The weight of my anxiety and the return to “business as usual” feels so heavy on my shoulders. Some days I just want to let it collapse on top of me so I can rest.

During this time I want to really prepare myself so that I can get through the transition to my former life. I want to have an anxiety first aid kit that will include things that make me happy or can calm me down in a panic. I’m not sure what this will all entail but I’ll figure something out.

Please leave what you have in your mental health first aid kit in the comments! I would love to know!

How have you been dealing with returning back to normal life post-quarantine? Has your mental health improved or gotten worse? For those who have returned, what has been the most helpful?

Please stay safe everyone! Please wear a mask for the safety of yourself and others.

A Small but Certain Happiness

The other day I scrolling the internet (ok, I’ll be honest it was Weverse) when I came across a sentence that has stuck with me.

I’ll give some context. The author was talking about how lately he has been drinking plum juice, something his mother used to make him as a child.

He said, “I think plum juice is my small but certain happiness nowadays. If you feel bored just staying inside, maybe it’s a good idea to have a small but certain happiness.”

These words have been rolling around in my head and I really wanted to share them with you all.

During quarantine, I think my small but certain happiness has been practicing yoga nearly every morning. It has truly made a difference in the way I feel physically and gets me energized for the day. Instead of dreading leaving my bed, I am alright with it now.

Also taking the time to read a good book and write letters to my grandmother have been sources of small happiness.

My gram lives in a nursing home which has been on lock down for well over a month. She can’t leave the home or can’t have any visitors unless it’s an emergency. She is hard of hearing, like most people at 90 years old, but it’s 100 times worse when she’s on the phone. So I don’t have to shout into a phone, her and I have become penpals. I send her a letter plus an envelope and stamp so she has everything she needs to reply.

What is your small but certain happiness? If not, what is something that could be?
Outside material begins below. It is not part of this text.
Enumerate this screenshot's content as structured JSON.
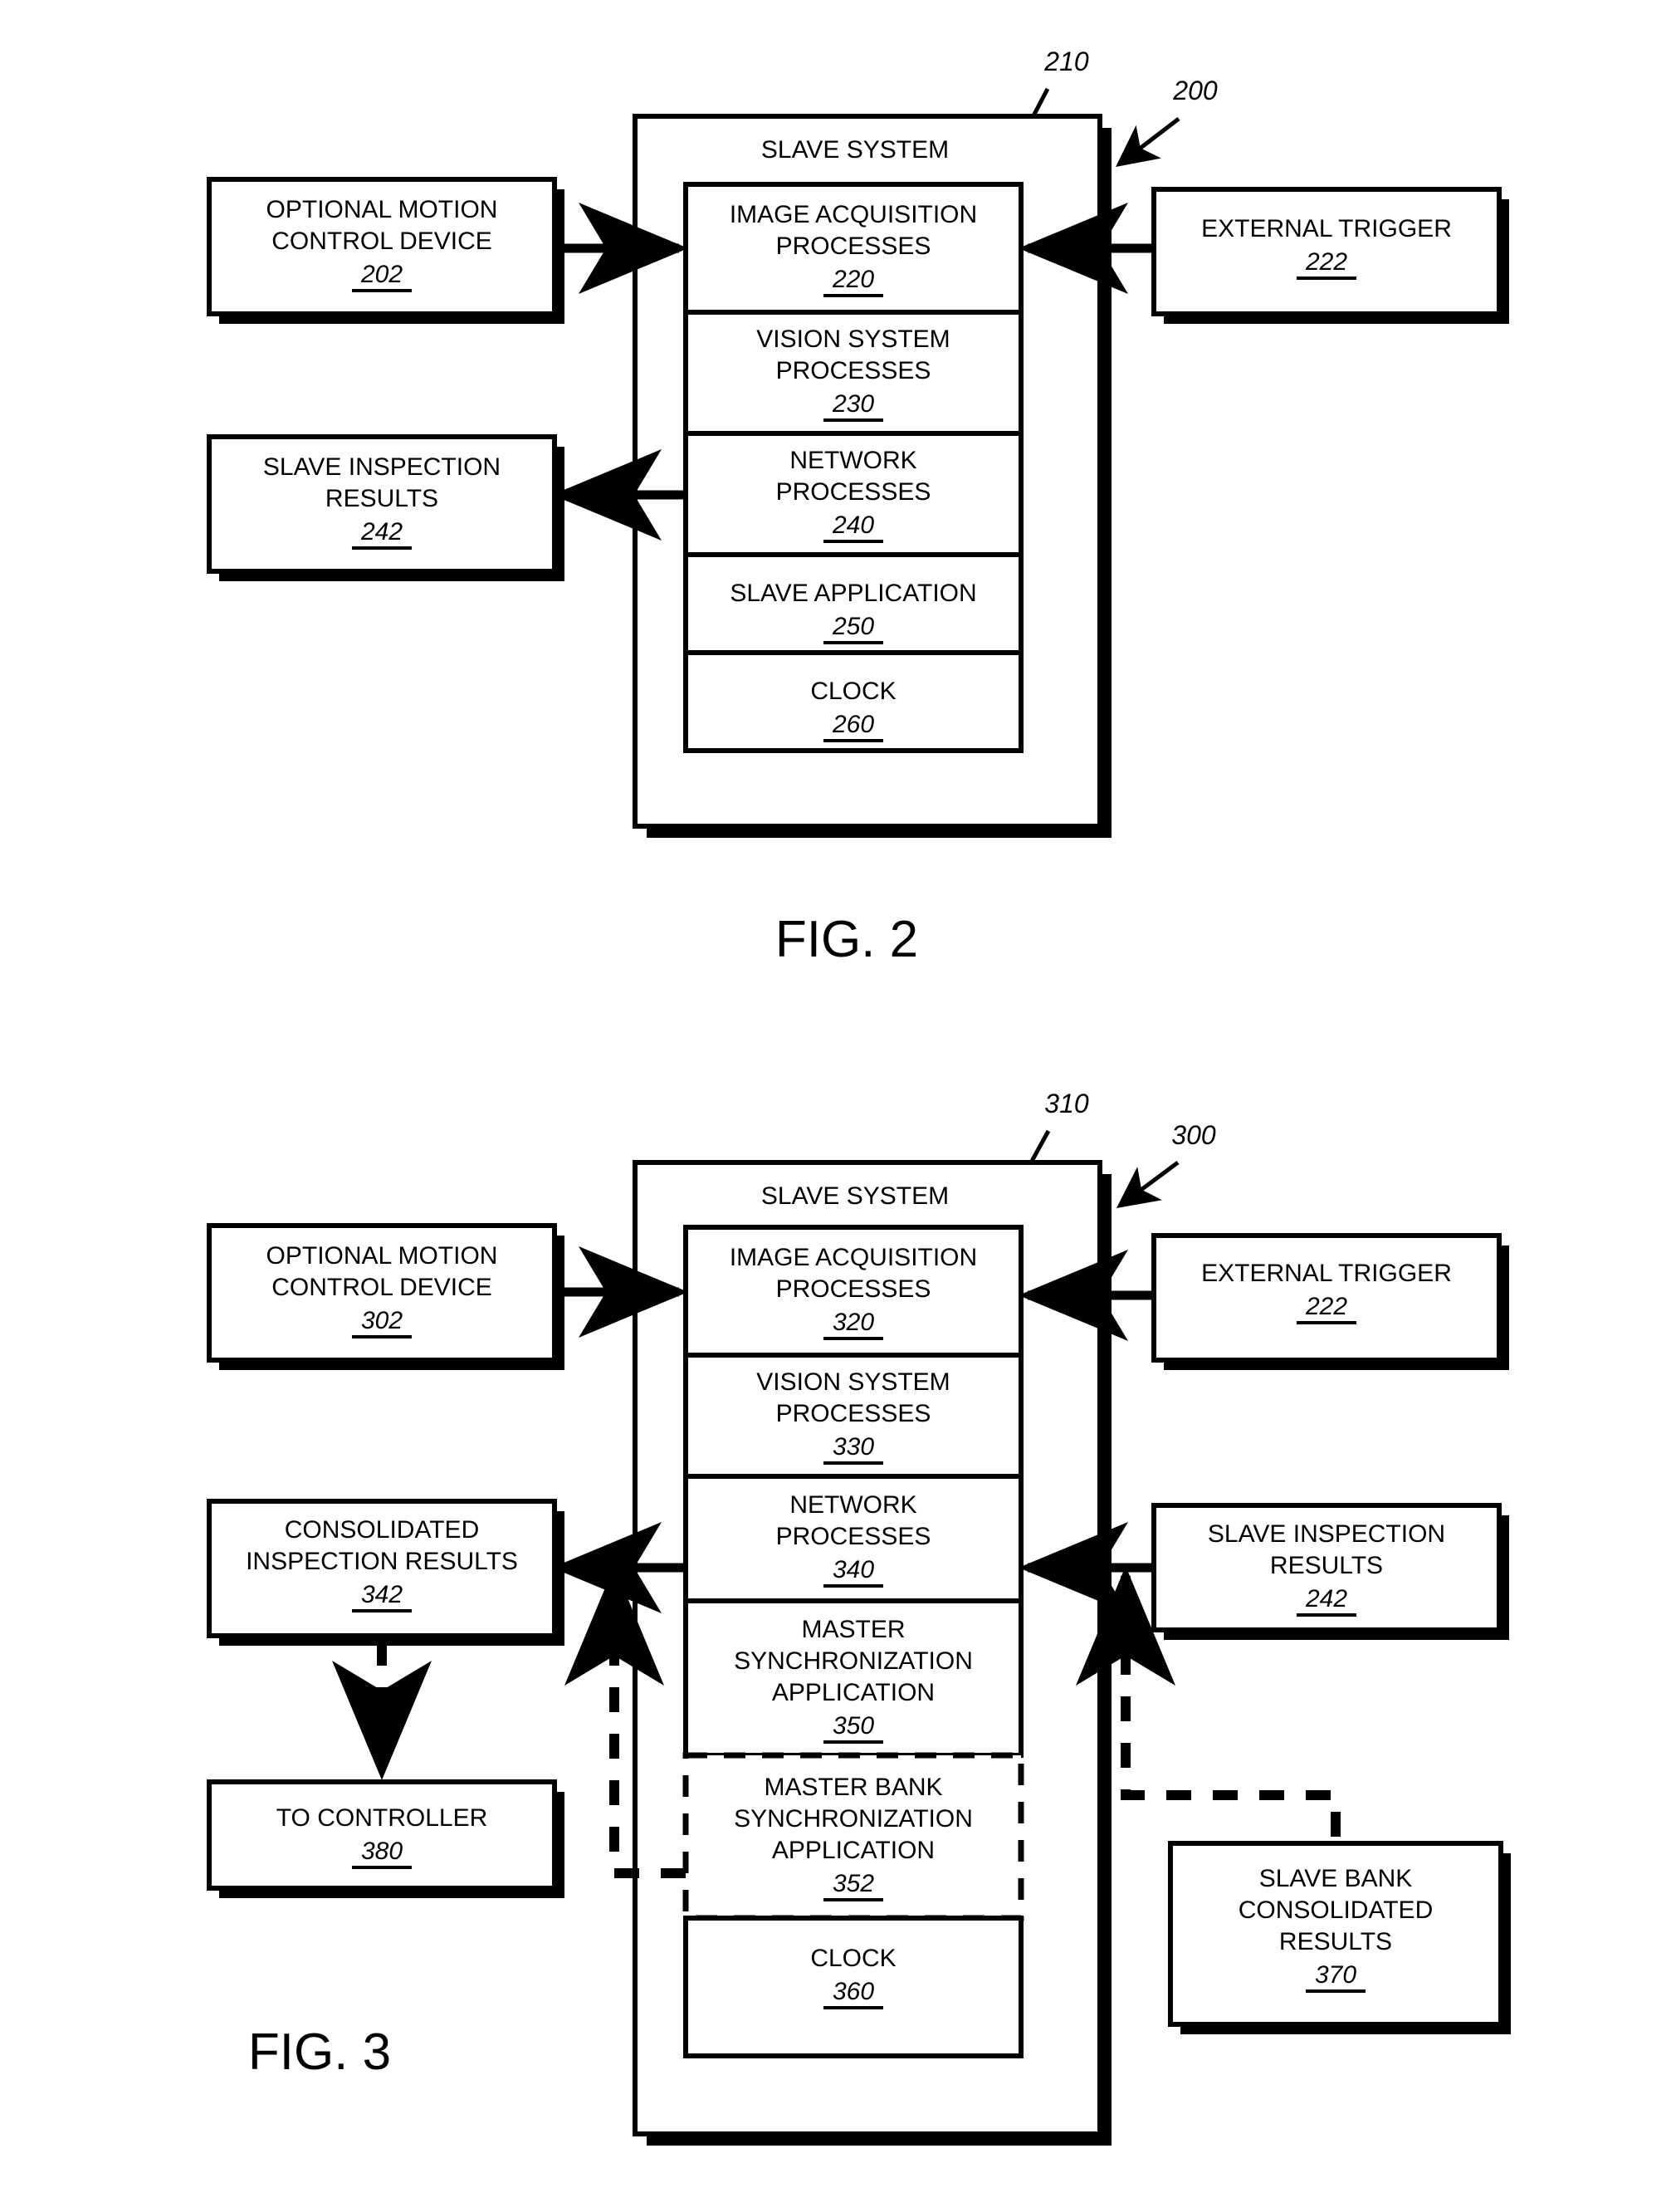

I hope everyone is staying healthy and is well! Please stay home when you can and when you go out please wear a mask. They are quite fashionable and you can feel like a k-pop idol so there’s a positive twist on it.

Learn to Love Yourself in the Alone Time

I have spent the last several months going to work and going home. Not much socializing. Sometimes once a month I would go out if invited to something. I was trying to save money. And I was trying to work on myself. I went to counseling and did other activities to pull myself out of depression. I don’t have insurance so that was the best I could do. I remember feeling alone often. I looked for ways to stay busy and distract myself from how I felt. I wished I could afford to go out and spend time with even one person.

As I was getting to a better place with my finances, the pandemic happened. Everything shut down. I lost a lot of work. Other than concerns for my income, my daily routine didn’t change much. I couldn’t read a book at a coffee shop, but I could live without that. I had grown more comfortable with myself and didn’t mind the alone time. I still feel alone but it doesn’t bother me as much. I’ve grown to a place where I enjoy cooking again. I read more. I write fiction more. My creative ideas are never ending.

During the pandemic, there were videos of celebrities feeling upset during social distancing. This reminded me of how I felt. I realized there wasn’t anything wrong with me or how I felt. We were all reacting in a normal way to isolation. I hope people are discovering new things about themselves. If you’re bored during isolation, you need new hobbies. If you’re alone and uncomfortable, you need to love yourself and enjoy your own company. We all should set time aside to be alone. It’s important to our wellbeing. Find your happiness in the alone time.

James Pack is a self-published author of poetry and fiction.  Information about his publishing credits can be found on his personal blog TheJamesPack.com.  He resides in Tucson, AZ.